Family holidays post divorce: have you got permission?
If you’re taking your children away on holiday in August, and you’re divorced with shared legal responsibility for your children, it may not be a case of just packing your bags and jetting off to the sun this summer.
Get permission to travel from your ex
It is a criminal offence to remove a child from England or Wales without parental consent and yes, it is classed as ‘child abduction’. (In fact, this offence applies to any parent, divorced or not.)
So, you do need your ex-spouse’s permission if you have shared legal parental responsibility, or are not in possession of an order in place stating where the children live (a residence order). However, even with this order in place, you can only remove your child for up to a month without the other parent’s consent or a further court order.
What to do if your ex won’t give permission
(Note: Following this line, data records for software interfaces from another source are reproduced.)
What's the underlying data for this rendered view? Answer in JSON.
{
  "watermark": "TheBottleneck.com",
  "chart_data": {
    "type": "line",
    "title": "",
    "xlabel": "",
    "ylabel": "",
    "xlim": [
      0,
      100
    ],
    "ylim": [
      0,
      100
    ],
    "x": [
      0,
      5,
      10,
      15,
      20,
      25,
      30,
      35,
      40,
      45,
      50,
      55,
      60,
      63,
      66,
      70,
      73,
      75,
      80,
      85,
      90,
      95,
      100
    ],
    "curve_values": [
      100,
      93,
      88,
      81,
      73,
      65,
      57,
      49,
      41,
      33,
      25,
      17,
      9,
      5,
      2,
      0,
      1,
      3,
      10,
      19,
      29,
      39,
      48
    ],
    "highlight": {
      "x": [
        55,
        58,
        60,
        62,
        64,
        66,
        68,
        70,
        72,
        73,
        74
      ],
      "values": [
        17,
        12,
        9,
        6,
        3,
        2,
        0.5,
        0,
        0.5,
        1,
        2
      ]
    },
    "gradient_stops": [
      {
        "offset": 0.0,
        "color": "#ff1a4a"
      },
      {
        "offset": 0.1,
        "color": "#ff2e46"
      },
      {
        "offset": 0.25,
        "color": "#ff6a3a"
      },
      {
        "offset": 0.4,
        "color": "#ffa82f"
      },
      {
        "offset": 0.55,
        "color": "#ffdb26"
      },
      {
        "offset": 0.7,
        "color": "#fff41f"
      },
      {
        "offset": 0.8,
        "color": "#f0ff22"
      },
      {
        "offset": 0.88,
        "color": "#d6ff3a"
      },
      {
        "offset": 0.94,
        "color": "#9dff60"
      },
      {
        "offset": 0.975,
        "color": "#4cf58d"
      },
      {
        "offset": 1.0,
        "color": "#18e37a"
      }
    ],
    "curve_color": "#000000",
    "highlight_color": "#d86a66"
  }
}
If your ex-spouse does not give permission, you can apply to the court for a Specific Issues application that covers just the permission for holiday leave. Whilst most courts will allow issue an order for foreign holidays, they will take into consideration if you are going to visit family in another country or if the country has signed up to the Hague Convention’s international child abduction laws.
How Leiper Gupta Family Lawyers can help without the need for court
Getting a court order can be a lengthy and costly process, and may not be necessary. We have extensive experience in resolving such matters via correspondence. We can negotiate on your behalf with your ex-spouse to ensure the outcome that’s best for the whole family, without the additional stress of court or prolonged wrangles when all you want is to take a relaxing holiday with your children. Call us 01189 739 749 for more details.
What to do if you are worried your ex might not bring the children back
Where there is concern that a parent might not return from abroad with the children, that parent can give the court an Undertaking to return the children to the UK on a specific date. Failure to do so is a serious offence involving large fines and possible imprisonment. The travelling parent can also lodge a sum of money as a financial bond.
Always plan holiday dates in advance
It’s always a good plan to talk through holiday arrangement with your ex-spouse before either of you book anything. This way, the kids can plan their holidays too – and have breathing space between trips to catch up with friends and grandparents.
Tell your ex where you are going
If you have shared legal parental responsibility, you should give the details of your holiday destination, including dates and contact numbers, to your spouse, just in case. This works both ways – the at-home parent should let you know where they will be while you’re away for the same reason.
Sort out your paperwork well in advance
For holidays to certain countries, a passport may not be sufficient for the border authorities. Some countries require the written agreement of the absent parent before allowing a single parent in with their children. If your children’s surname is different from yours, also take copies of relevant documents such as birth certificates, marriage certificates and divorce decrees. If required, get vaccination certificates from your ex-spouse if they hold them in good time for the holiday.
Parental contact while on holiday
Just as your kids share their everyday lives with you both, they should also share their holiday experiences too. Make time for kids on holiday to send postcards, texts or photos back to their home-based parent. Equally, ask your children to keep in touch with you while they are away (most holiday hotels have wifi these days), and make time for a ‘show and tell’ by your kids when they return.
Above all, remember that holidays should be fun for everyone, even if you’re the one at home with a bit more ‘me’ time to enjoy the garden than normal!
Any questions? Call us
If you have any questions about shared parental responsibility, or need help with correspondence or securing court applications, do call. We are specialists in family law and we always work with the best interests of the children in mind.